[Start of Attachment]

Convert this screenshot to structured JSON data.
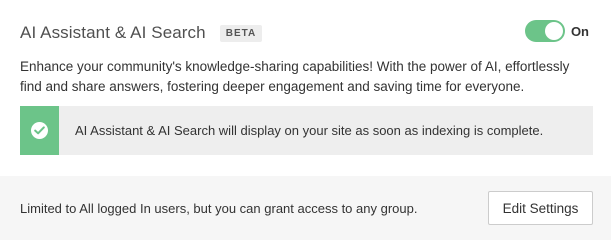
{
  "header": {
    "title": "AI Assistant & AI Search",
    "badge": "BETA",
    "toggle": {
      "state": "on",
      "label": "On",
      "color": "#6cc489"
    }
  },
  "description": "Enhance your community's knowledge-sharing capabilities! With the power of AI, effortlessly find and share answers, fostering deeper engagement and saving time for everyone.",
  "notice": {
    "icon": "check-circle-icon",
    "text": "AI Assistant & AI Search will display on your site as soon as indexing is complete."
  },
  "footer": {
    "access_text": "Limited to All logged In users, but you can grant access to any group.",
    "edit_button_label": "Edit Settings"
  }
}
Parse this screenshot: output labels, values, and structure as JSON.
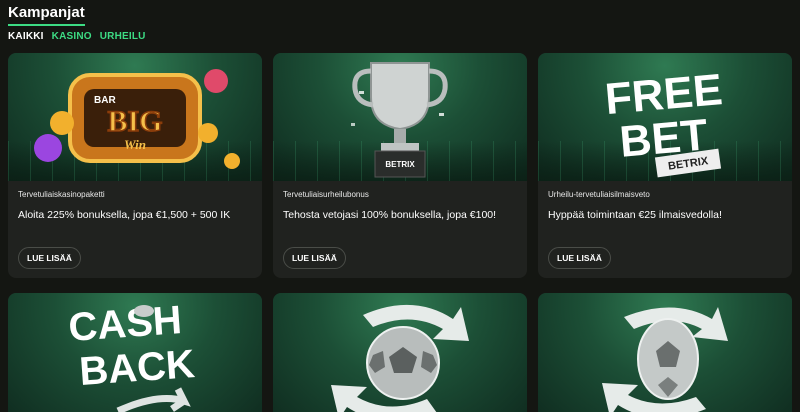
{
  "header": {
    "title": "Kampanjat"
  },
  "filters": [
    {
      "label": "KAIKKI"
    },
    {
      "label": "KASINO"
    },
    {
      "label": "URHEILU"
    }
  ],
  "cards": [
    {
      "category": "Tervetuliaiskasinopaketti",
      "headline": "Aloita 225% bonuksella, jopa €1,500 + 500 IK",
      "button": "LUE LISÄÄ",
      "image_icon": "big-win-slot-icon",
      "image_text": [
        "BAR",
        "BIG",
        "Win"
      ]
    },
    {
      "category": "Tervetuliaisurheilubonus",
      "headline": "Tehosta vetojasi 100% bonuksella, jopa €100!",
      "button": "LUE LISÄÄ",
      "image_icon": "trophy-icon",
      "image_text": [
        "BETRIX"
      ]
    },
    {
      "category": "Urheilu-tervetuliaisilmaisveto",
      "headline": "Hyppää toimintaan €25 ilmaisvedolla!",
      "button": "LUE LISÄÄ",
      "image_icon": "free-bet-ticket-icon",
      "image_text": [
        "FREE",
        "BET",
        "BETRIX"
      ]
    },
    {
      "image_icon": "cashback-icon",
      "image_text": [
        "CASH",
        "BACK"
      ]
    },
    {
      "image_icon": "football-refresh-icon"
    },
    {
      "image_icon": "football-refresh-icon"
    }
  ],
  "colors": {
    "accent": "#3ddc84",
    "background": "#141612",
    "card": "#20221f",
    "hero_green": "#1c4f36"
  }
}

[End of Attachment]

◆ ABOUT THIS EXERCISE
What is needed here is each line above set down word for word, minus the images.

◆ RESPONSE TO THE EXERCISE
Convert this screenshot to structured JSON data.
{
  "header": {
    "title": "AI Assistant & AI Search",
    "badge": "BETA",
    "toggle": {
      "state": "on",
      "label": "On",
      "color": "#6cc489"
    }
  },
  "description": "Enhance your community's knowledge-sharing capabilities! With the power of AI, effortlessly find and share answers, fostering deeper engagement and saving time for everyone.",
  "notice": {
    "icon": "check-circle-icon",
    "text": "AI Assistant & AI Search will display on your site as soon as indexing is complete."
  },
  "footer": {
    "access_text": "Limited to All logged In users, but you can grant access to any group.",
    "edit_button_label": "Edit Settings"
  }
}
Parse this screenshot: output labels, values, and structure as JSON.
{
  "header": {
    "title": "Kampanjat"
  },
  "filters": [
    {
      "label": "KAIKKI"
    },
    {
      "label": "KASINO"
    },
    {
      "label": "URHEILU"
    }
  ],
  "cards": [
    {
      "category": "Tervetuliaiskasinopaketti",
      "headline": "Aloita 225% bonuksella, jopa €1,500 + 500 IK",
      "button": "LUE LISÄÄ",
      "image_icon": "big-win-slot-icon",
      "image_text": [
        "BAR",
        "BIG",
        "Win"
      ]
    },
    {
      "category": "Tervetuliaisurheilubonus",
      "headline": "Tehosta vetojasi 100% bonuksella, jopa €100!",
      "button": "LUE LISÄÄ",
      "image_icon": "trophy-icon",
      "image_text": [
        "BETRIX"
      ]
    },
    {
      "category": "Urheilu-tervetuliaisilmaisveto",
      "headline": "Hyppää toimintaan €25 ilmaisvedolla!",
      "button": "LUE LISÄÄ",
      "image_icon": "free-bet-ticket-icon",
      "image_text": [
        "FREE",
        "BET",
        "BETRIX"
      ]
    },
    {
      "image_icon": "cashback-icon",
      "image_text": [
        "CASH",
        "BACK"
      ]
    },
    {
      "image_icon": "football-refresh-icon"
    },
    {
      "image_icon": "football-refresh-icon"
    }
  ],
  "colors": {
    "accent": "#3ddc84",
    "background": "#141612",
    "card": "#20221f",
    "hero_green": "#1c4f36"
  }
}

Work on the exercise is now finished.